==== GIVEN INFORMATION

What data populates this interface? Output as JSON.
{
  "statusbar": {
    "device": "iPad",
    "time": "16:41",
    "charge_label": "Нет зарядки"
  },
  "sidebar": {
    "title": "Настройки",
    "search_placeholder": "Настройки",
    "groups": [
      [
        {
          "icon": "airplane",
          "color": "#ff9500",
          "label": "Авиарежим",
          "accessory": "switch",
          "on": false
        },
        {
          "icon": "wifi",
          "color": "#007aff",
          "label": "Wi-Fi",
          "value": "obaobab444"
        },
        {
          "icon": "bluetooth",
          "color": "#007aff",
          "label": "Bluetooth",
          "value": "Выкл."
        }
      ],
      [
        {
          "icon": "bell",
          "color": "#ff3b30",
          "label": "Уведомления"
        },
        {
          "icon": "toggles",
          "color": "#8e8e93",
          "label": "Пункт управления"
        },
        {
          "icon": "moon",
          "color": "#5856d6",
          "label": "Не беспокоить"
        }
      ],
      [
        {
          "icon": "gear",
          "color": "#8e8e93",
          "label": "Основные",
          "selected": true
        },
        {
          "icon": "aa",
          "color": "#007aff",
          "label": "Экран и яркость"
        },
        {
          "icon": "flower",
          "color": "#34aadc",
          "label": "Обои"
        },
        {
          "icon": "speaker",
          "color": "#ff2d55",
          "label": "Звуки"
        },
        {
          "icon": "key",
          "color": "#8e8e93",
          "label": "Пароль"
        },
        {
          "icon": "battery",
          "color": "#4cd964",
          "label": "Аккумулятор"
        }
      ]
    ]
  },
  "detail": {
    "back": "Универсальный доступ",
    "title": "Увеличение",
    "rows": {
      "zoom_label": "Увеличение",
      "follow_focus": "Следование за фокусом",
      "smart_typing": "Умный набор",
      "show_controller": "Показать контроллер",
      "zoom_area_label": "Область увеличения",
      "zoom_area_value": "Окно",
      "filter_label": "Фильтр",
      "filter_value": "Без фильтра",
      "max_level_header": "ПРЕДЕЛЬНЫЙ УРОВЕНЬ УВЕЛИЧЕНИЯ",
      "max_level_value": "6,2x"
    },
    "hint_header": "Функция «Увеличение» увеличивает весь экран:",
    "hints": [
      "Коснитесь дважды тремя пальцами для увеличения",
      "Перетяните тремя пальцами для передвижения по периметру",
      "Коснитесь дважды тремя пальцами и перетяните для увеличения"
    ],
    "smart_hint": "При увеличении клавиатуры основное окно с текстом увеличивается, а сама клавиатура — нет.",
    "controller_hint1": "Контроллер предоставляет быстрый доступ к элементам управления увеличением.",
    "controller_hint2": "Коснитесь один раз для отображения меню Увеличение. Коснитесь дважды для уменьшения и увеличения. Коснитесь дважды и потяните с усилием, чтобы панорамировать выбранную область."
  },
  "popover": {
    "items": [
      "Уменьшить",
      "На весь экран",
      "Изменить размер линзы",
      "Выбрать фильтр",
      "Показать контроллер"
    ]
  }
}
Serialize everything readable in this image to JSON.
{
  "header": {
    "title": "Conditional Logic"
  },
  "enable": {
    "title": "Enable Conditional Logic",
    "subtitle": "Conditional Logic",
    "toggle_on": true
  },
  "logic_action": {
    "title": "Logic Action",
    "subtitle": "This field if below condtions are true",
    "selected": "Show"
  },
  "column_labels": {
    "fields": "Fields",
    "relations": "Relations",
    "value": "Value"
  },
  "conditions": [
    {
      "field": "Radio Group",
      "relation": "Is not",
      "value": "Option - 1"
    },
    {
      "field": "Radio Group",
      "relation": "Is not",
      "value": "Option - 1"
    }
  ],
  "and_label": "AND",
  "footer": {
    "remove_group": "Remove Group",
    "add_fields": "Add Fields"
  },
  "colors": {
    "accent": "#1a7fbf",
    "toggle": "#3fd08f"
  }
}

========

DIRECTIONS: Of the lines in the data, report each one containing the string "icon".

TASK RESPONSE:
          "icon": "airplane",
          "icon": "wifi",
          "icon": "bluetooth",
          "icon": "bell",
          "icon": "toggles",
          "icon": "moon",
          "icon": "gear",
          "icon": "aa",
          "icon": "flower",
          "icon": "speaker",
          "icon": "key",
          "icon": "battery",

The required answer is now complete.